As you begin your journey to estate planning, there are five essential documents that are part of estate planning. These are documents that many of us have heard of at one time or another, but when put together they form a solid foundation for an estate plan.
- Last Will and Testament
This is probably the most common. Your last will and testament includes who will serve as the executor of your estate as well as what power over your estate they will have. Your will also names your beneficiaries and what each beneficiary shall inherit. The will also carries out your wishes as it comes to when and how assets will be distributed. If you have minor children, your Last Will and Testament will name their guardian.
- Living Trust
A living trust is created during your lifetime and also known as a revocable trust, meaning you can change it at any time during your lifetime. This allows you to transfer your assets without going through probate. There is no threshold size and it is more popular for those with large estates. It is the duty of the trustee to transfer assets to beneficiaries upon your death.
- Durable Power Of Attorney
This is also known as a POA giving someone the ability to act on your behalf should you become incapacitated. You can name more than one person so you have a backup should something happen to the primary agent. You can also limit the authority of the agent to only specific duties.
- Medical Power of Attorney
This is very similar to the Durable Power of Attorney where you assign an agent, or even a primary and a back up. But this is only in regards to your medical needs and wishes. The important thing to remember when choosing a medical power of attorney is that when it comes to them needing to make that very important decision, that they will be able to carry out your wishes and put their own feelings aside.
- Living Will
A living will is also known as an advanced directive. This is used should you become incapacitated and may need life sustaining treatments. This is something that is drawn up ahead of time as to not have loved ones make this decision for you. Imagine being in an accident, having no chance at recovery due to a brain injury. You don’t want extraordinary measures taken and to be on life support forever. Your family members don’t need to make decisions for you, you have that set up already with a living will.

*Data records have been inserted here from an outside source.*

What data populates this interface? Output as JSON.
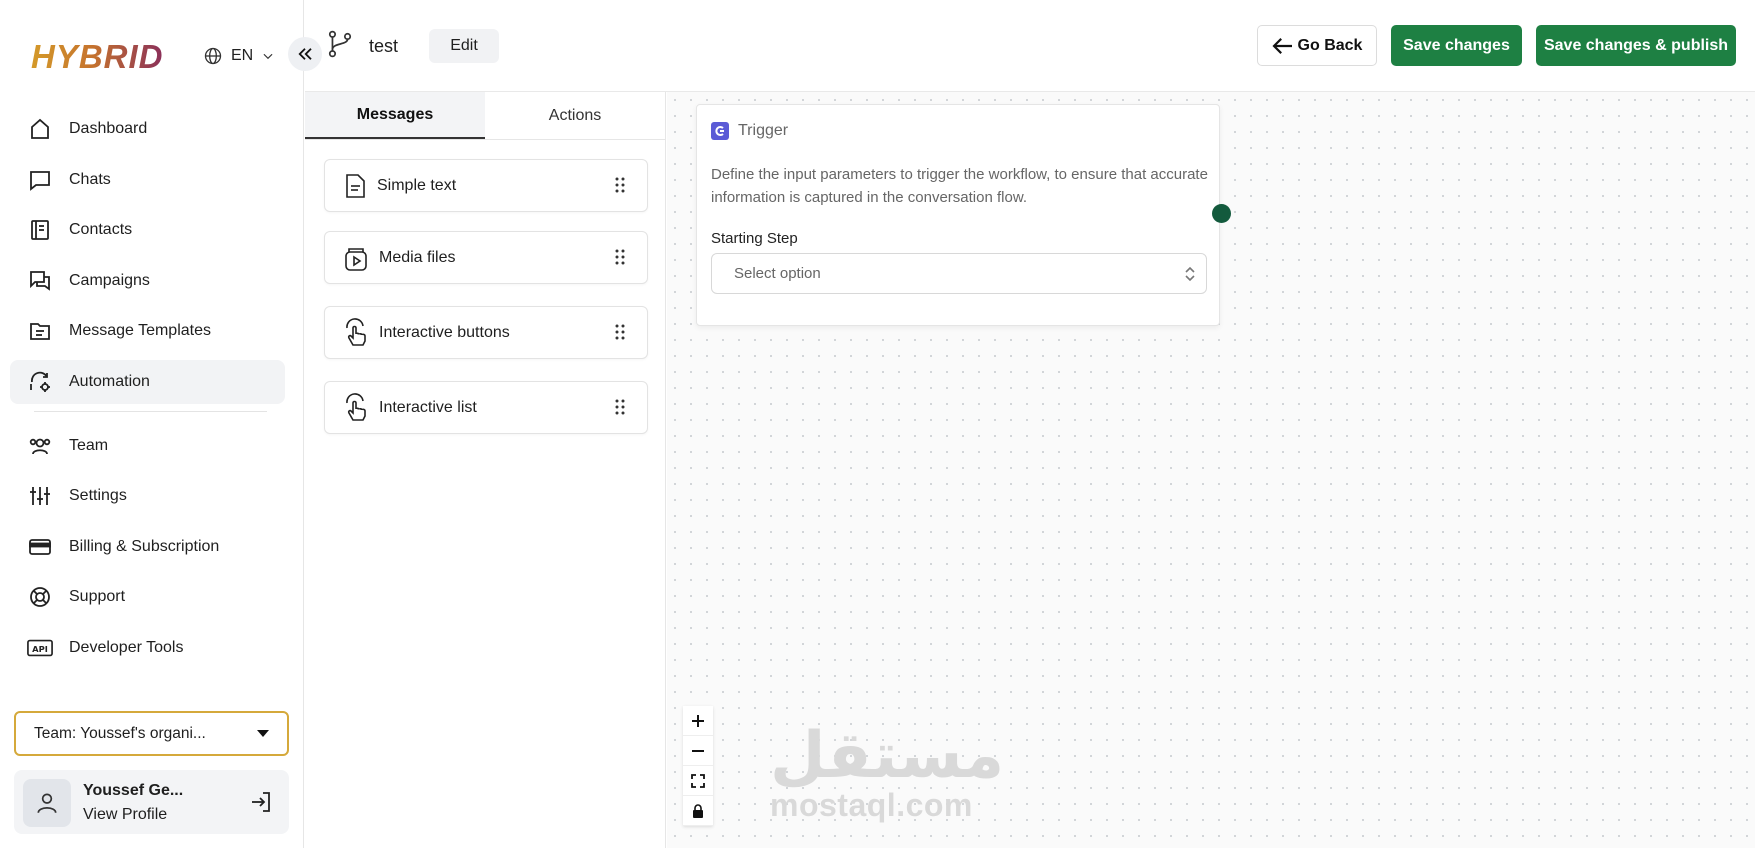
{
  "sidebar": {
    "logo": "HYBRID",
    "language": "EN",
    "items": [
      {
        "label": "Dashboard",
        "icon": "home-icon"
      },
      {
        "label": "Chats",
        "icon": "chat-icon"
      },
      {
        "label": "Contacts",
        "icon": "contacts-icon"
      },
      {
        "label": "Campaigns",
        "icon": "campaigns-icon"
      },
      {
        "label": "Message Templates",
        "icon": "templates-icon"
      },
      {
        "label": "Automation",
        "icon": "automation-icon",
        "active": true
      },
      {
        "label": "Team",
        "icon": "team-icon"
      },
      {
        "label": "Settings",
        "icon": "settings-icon"
      },
      {
        "label": "Billing & Subscription",
        "icon": "billing-icon"
      },
      {
        "label": "Support",
        "icon": "support-icon"
      },
      {
        "label": "Developer Tools",
        "icon": "api-icon"
      }
    ],
    "team_select": "Team: Youssef's organi...",
    "profile": {
      "name": "Youssef Ge...",
      "link": "View Profile"
    }
  },
  "header": {
    "flow_name": "test",
    "edit_label": "Edit",
    "go_back_label": "Go Back",
    "save_label": "Save changes",
    "save_publish_label": "Save changes & publish"
  },
  "palette": {
    "tabs": [
      "Messages",
      "Actions"
    ],
    "active_tab": "Messages",
    "blocks": [
      "Simple text",
      "Media files",
      "Interactive buttons",
      "Interactive list"
    ]
  },
  "canvas": {
    "trigger": {
      "title": "Trigger",
      "description": "Define the input parameters to trigger the workflow, to ensure that accurate information is captured in the conversation flow.",
      "starting_step_label": "Starting Step",
      "select_placeholder": "Select option"
    },
    "watermark": {
      "arabic": "مستقل",
      "latin": "mostaql.com"
    }
  },
  "colors": {
    "accent_green": "#1e8043",
    "handle": "#135a3d",
    "team_border": "#d5a93b",
    "trigger_icon": "#5b5bd6"
  }
}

These are a few documents you need to become familiar with as you begin your estate planning journey. Contact one of our knowledgeable estate planning attorneys to discuss your future estate planning needs today.